Shooting in the Wild: An Insider's Account of Making Movies in the Animal Kingdom by Chris Palmer

Bonnie and I are devoted fans of PBS Nature, and in the past we have watched National Geographic Specials, Audubon Television Specials, and anything with the BBC's David Attenborough. I remember as a kid watching Wild Kingdom with zookeeper Marlon Perkins, which at the time fit well with Tarzan and Jungle Jim on Saturday afternoons. Like many people, we are fascinated by the images of animals in their natural habitats and appreciate the patience and dedication of nature filmmakers. And we sometimes wonder how they got their shots.

How the filmmakers get their incredible shots and whether they act honestly and ethically in doing so is the subject of Shooting in the Wild: An Insider's Account of Making Movies in the Animal Kingdom by Chris Palmer. The author has been in the nature film business since the 1970s, working for the National Audubon Society (he produced several of their most hotly-debated films), Disney, Animal Planet, TBS, PBS, and IMAX. He's been in the field and in the production studios and knows intimately how the films are made, and he has some regrets, for over time he's learned firsthand how lusting for the shot leads filmmakers to dishonesty.

Here are some of the problems that Palmer sees:

  • Getting too close to their subjects, causing animals to alter their behaviors and sometimes endangering both animals and production crews.
  • Baiting animals to get them to appear for the cameras.
  • Putting rival animals into enclosures to force confrontations.
  • Using trained animals as stand-ins for wild animals.
  • Editing and narrating films to make animals seem human-like.
  • Sequencing films to tell unnatural animal stories.

These have always been problems, as the history of the wildlife film goes back to the works of Martin and Osa Johnson, which featured killing dangerous animals baited to attack the safari-loving couple. Palmer indicates that through the decades of the twentieth century the ethics of nature filming was debated and the industry had become generally more trustworthy, until the proliferation of cable networks began clamoring for exciting, low-budget nature entertainment. He points specifically at the Discovery Channel, Animal Planet, and even National Geographic for producing action-packed programs that mistreat and misrepresent animals.

Palmer believes there is room to debate some issues, particularly merging shots from several wildlife observations to tell a clear, true-to-life story. Also, he argues that showing captive animals nesting is often better than risking disturbing the nests of wild animals who might subsequently fail to raise their young.

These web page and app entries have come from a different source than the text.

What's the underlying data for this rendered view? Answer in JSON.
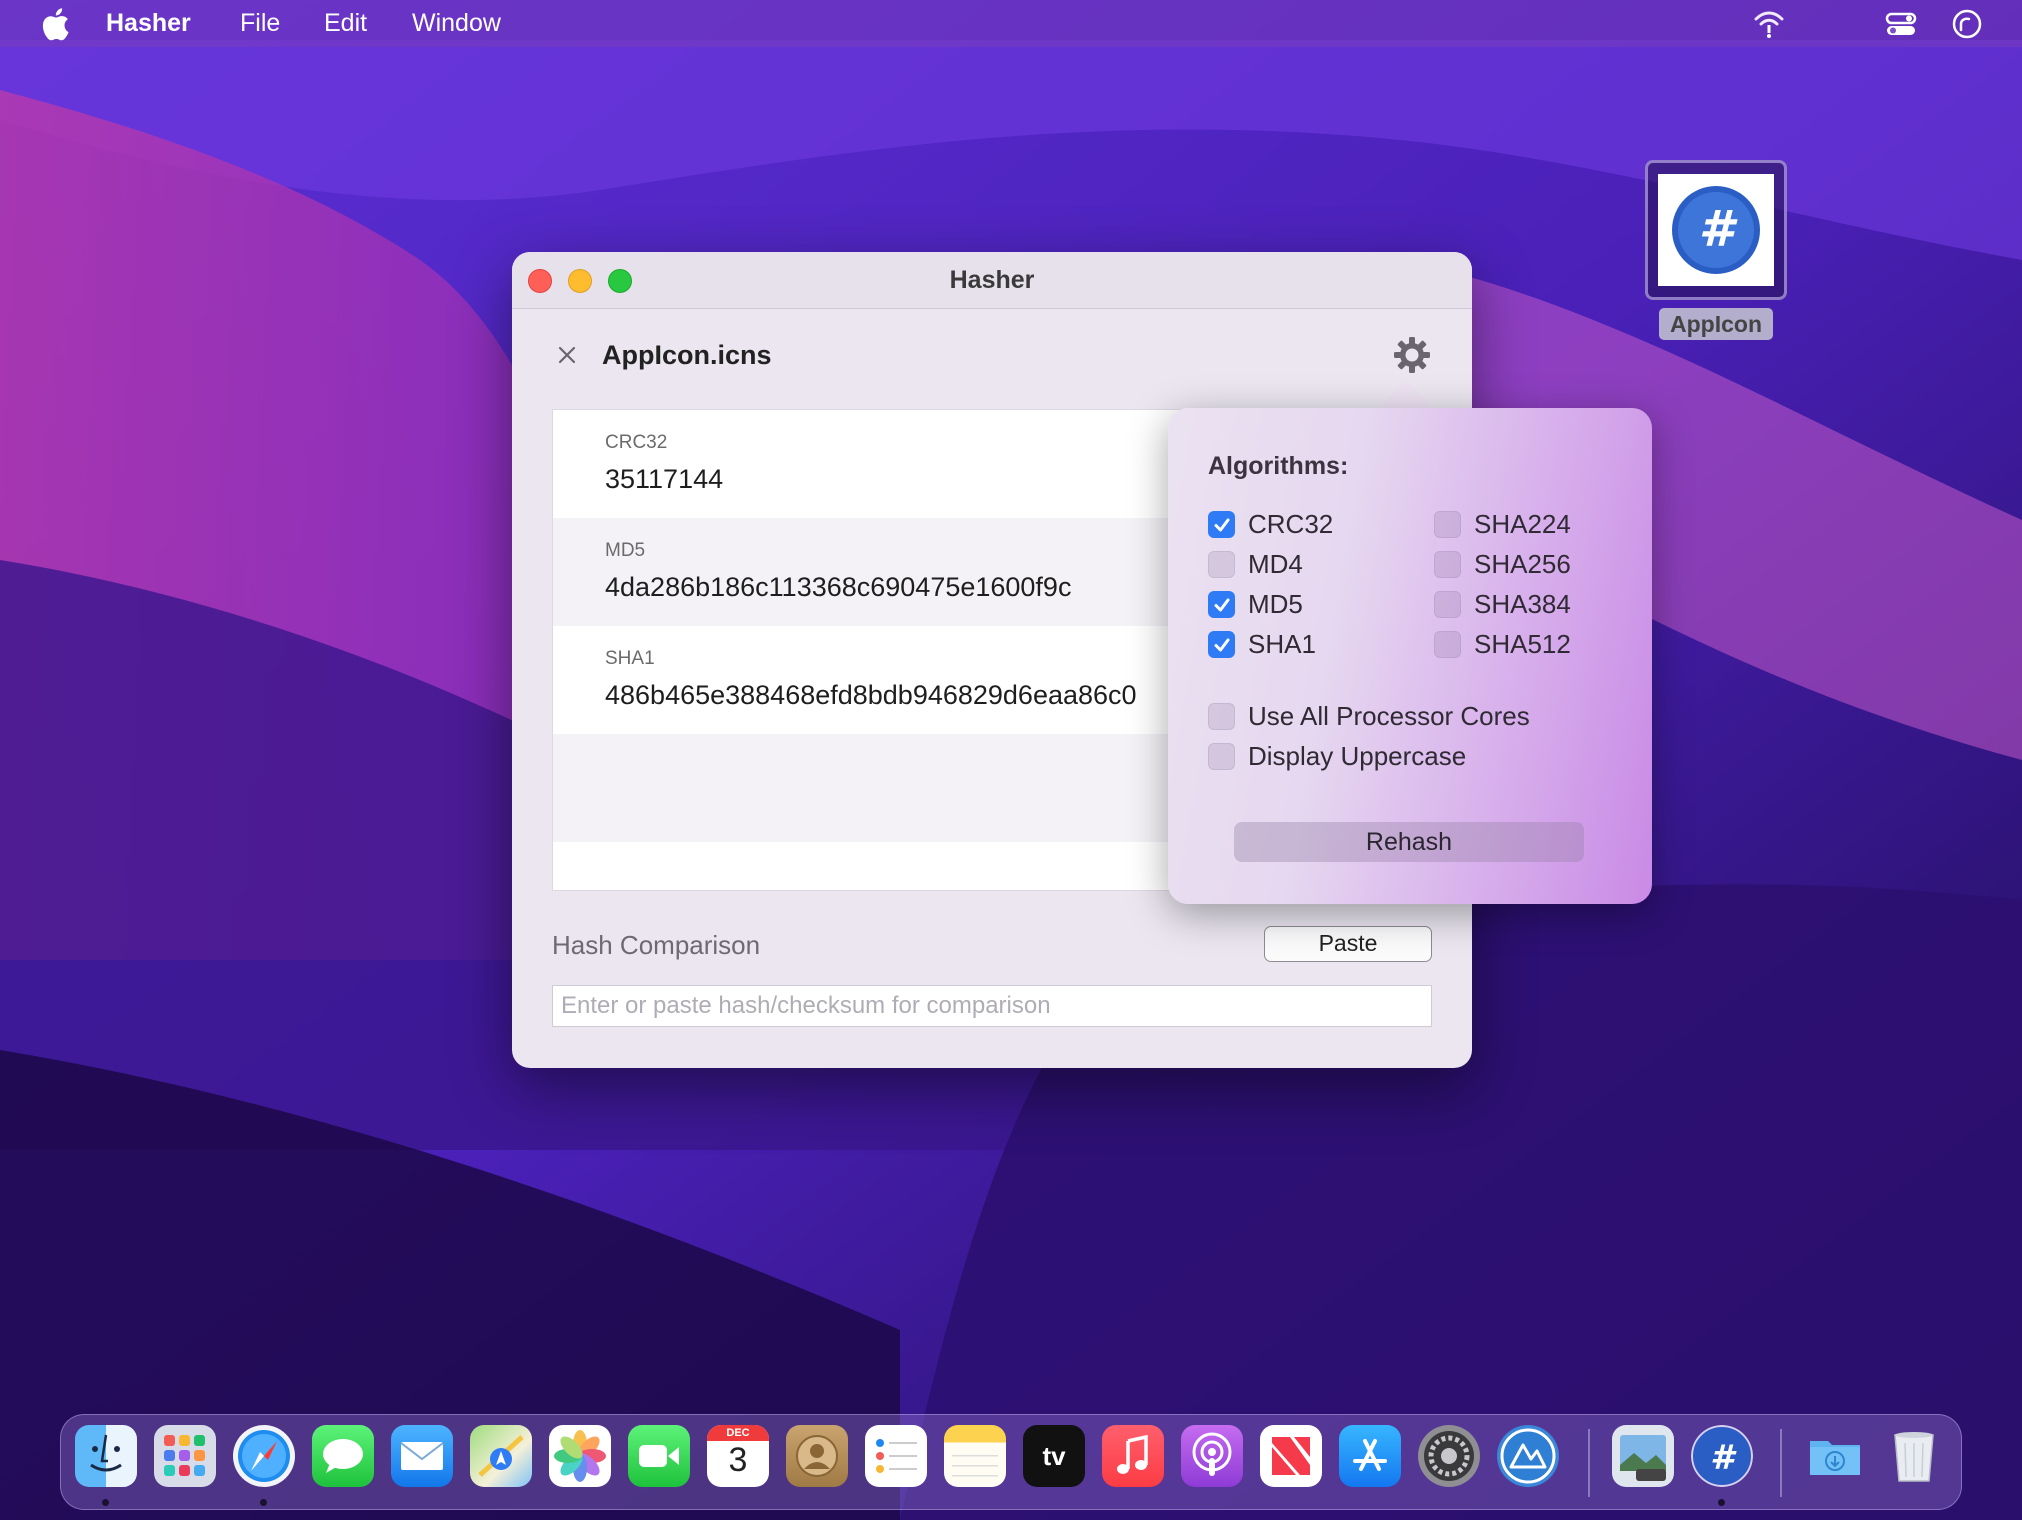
{
  "menubar": {
    "app_name": "Hasher",
    "menus": [
      "File",
      "Edit",
      "Window"
    ]
  },
  "desktop": {
    "icon_label": "AppIcon"
  },
  "window": {
    "title": "Hasher",
    "file_name": "AppIcon.icns",
    "hashes": [
      {
        "name": "CRC32",
        "value": "35117144"
      },
      {
        "name": "MD5",
        "value": "4da286b186c113368c690475e1600f9c"
      },
      {
        "name": "SHA1",
        "value": "486b465e388468efd8bdb946829d6eaa86c0"
      }
    ],
    "comparison": {
      "label": "Hash Comparison",
      "paste_label": "Paste",
      "placeholder": "Enter or paste hash/checksum for comparison",
      "value": ""
    }
  },
  "popover": {
    "title": "Algorithms:",
    "algorithms": [
      {
        "label": "CRC32",
        "checked": true
      },
      {
        "label": "MD4",
        "checked": false
      },
      {
        "label": "MD5",
        "checked": true
      },
      {
        "label": "SHA1",
        "checked": true
      },
      {
        "label": "SHA224",
        "checked": false
      },
      {
        "label": "SHA256",
        "checked": false
      },
      {
        "label": "SHA384",
        "checked": false
      },
      {
        "label": "SHA512",
        "checked": false
      }
    ],
    "options": [
      {
        "label": "Use All Processor Cores",
        "checked": false
      },
      {
        "label": "Display Uppercase",
        "checked": false
      }
    ],
    "rehash_label": "Rehash"
  },
  "dock": {
    "calendar_month": "DEC",
    "calendar_day": "3",
    "tv_label": "tv",
    "apps": [
      "finder",
      "launchpad",
      "safari",
      "messages",
      "mail",
      "maps",
      "photos",
      "facetime",
      "calendar",
      "contacts",
      "reminders",
      "notes",
      "apple-tv",
      "music",
      "podcasts",
      "news",
      "app-store",
      "system-preferences",
      "altstore",
      "preview",
      "hasher",
      "downloads",
      "trash"
    ]
  },
  "colors": {
    "accent_blue": "#2f7bf5",
    "traffic_red": "#fe5f57",
    "traffic_yellow": "#febc2e",
    "traffic_green": "#28c840"
  }
}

Shooting in the Wild is an engaging book by a filmmaker with a strong point of view about the impact of his industry on wildlife conservation. It should interest many animal lovers. More libraries should add it to their collections.

Palmer, Chris. Shooting in the Wild: An Insider's Account of Making Movies in the Animal Kingdom. Sierra Club Books, 2010. ISBN 9781578051489.


Anonymous said...

I wouldn't mind some of his ideas--if the filmmakers made it clear that is what they are doing. So if the program started with a disclaimer like "some shots are composites" or "to avoid disturbing nests in the wild . . ." But leading the viewer to believe that everything they see is "nature in the wild, undisturbed by the filmmaker" is a disservice.

ricklibrarian said...

That's pretty much Palmer's position. He praises the latest big BBC series for having postscripted "How we got the shot" briefs. But I noticed that Discovery and PBS usually don't show them.